This feels like the time we’d logically unveil our app in some grander sense. The app is in the app store, we’ve had users download it in places like China, Canada, and Australia, and we’ve got more than enough to convince a crowd at demo day that it’s a finalized product.
See, the thing is though — it’s not finished.
If you’ve been on our app, you likely ended up on this image at some point. You also noticed it’s not very good.
Ok, it’s really bad.
That’s ok, because it was never intended to be our final insights page and stands as more of a placeholder than an actual page. Even so, it’s resulted in a certain level of insecurity when we go to show people our app, to share it, to market it. It feels like we’re selling a work in progress, and we believe there’s a lot of work to do before it’s our real V1.
What are we doing to get to what I call the “real V1”?
We met with John Reardon today, who is the founder of music sharing platform Musx, and he asked us some questions we had a really hard time answering. He asked why we had decided our value proposition lies in a resources page. Nobody has told us that’s what they need or want, and nobody has expressed to us that it’s what they needed in their lives.
We’ve become a bit one-track minded, and he provided a lot of insight regarding how we should focus on discovering what, exactly, our value proposition is. Our app does what we say it does pretty well, but it doesn’t do a lot more than that.
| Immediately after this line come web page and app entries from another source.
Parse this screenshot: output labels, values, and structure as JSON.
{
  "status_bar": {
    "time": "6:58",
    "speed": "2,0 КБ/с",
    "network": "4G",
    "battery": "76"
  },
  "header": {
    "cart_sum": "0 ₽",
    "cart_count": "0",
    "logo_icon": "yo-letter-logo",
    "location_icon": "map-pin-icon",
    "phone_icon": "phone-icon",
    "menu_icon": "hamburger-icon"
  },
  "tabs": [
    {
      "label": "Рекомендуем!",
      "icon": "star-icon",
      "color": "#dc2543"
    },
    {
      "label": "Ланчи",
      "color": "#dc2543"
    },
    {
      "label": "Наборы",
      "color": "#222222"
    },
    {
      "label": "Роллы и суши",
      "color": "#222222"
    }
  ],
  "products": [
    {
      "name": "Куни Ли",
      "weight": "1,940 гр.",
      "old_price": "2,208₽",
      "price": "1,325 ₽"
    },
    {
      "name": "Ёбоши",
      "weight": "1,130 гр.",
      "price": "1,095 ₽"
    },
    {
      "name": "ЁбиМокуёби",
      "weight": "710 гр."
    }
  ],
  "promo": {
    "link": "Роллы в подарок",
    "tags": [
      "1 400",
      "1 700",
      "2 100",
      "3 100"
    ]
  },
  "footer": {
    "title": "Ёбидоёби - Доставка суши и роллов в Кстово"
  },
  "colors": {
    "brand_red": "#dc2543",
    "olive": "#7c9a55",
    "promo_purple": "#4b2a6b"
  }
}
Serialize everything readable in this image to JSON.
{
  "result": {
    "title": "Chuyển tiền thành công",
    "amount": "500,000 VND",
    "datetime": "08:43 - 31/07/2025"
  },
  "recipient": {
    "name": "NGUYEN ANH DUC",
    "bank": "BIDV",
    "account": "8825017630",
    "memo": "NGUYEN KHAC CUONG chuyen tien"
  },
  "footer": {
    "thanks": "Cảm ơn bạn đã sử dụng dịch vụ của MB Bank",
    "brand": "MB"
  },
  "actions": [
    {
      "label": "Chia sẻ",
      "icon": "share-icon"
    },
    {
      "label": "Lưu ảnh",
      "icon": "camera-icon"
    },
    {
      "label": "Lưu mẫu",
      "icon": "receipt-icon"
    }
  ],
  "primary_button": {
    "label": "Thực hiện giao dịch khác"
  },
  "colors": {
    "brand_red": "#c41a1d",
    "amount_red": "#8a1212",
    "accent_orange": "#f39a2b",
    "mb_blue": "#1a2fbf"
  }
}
It’s a pretty mood tracker, and we’re extremely pleased with how it turned out. Even so, it’s going to be exceedingly difficult to convince users to revisit the app every day without something more.
The pitfalls of thinking
John pointed out how frequently we answered his questions with “I think.” So much of our developmental process has been based on what we think, on speculation, and on assumptions. Luckily, our stellar team was able to put out a great base product on that “thinking” alone, but we’re at a point where the product’s value could be realized if we sit down and stop thinking and start asking.
This week, we’re going to sit down with three focus groups and see what people think of our app, what they’d like to see us work on, and what they wish they could get out of an app like Vibrant. We’re going to see what they think of the name Vibrant, of our logo, of the colors we assign to moods. We’re going to put aside our ‘thinking’ and seek a bit of perspective. I guess that’s what Vibrant’s for, right?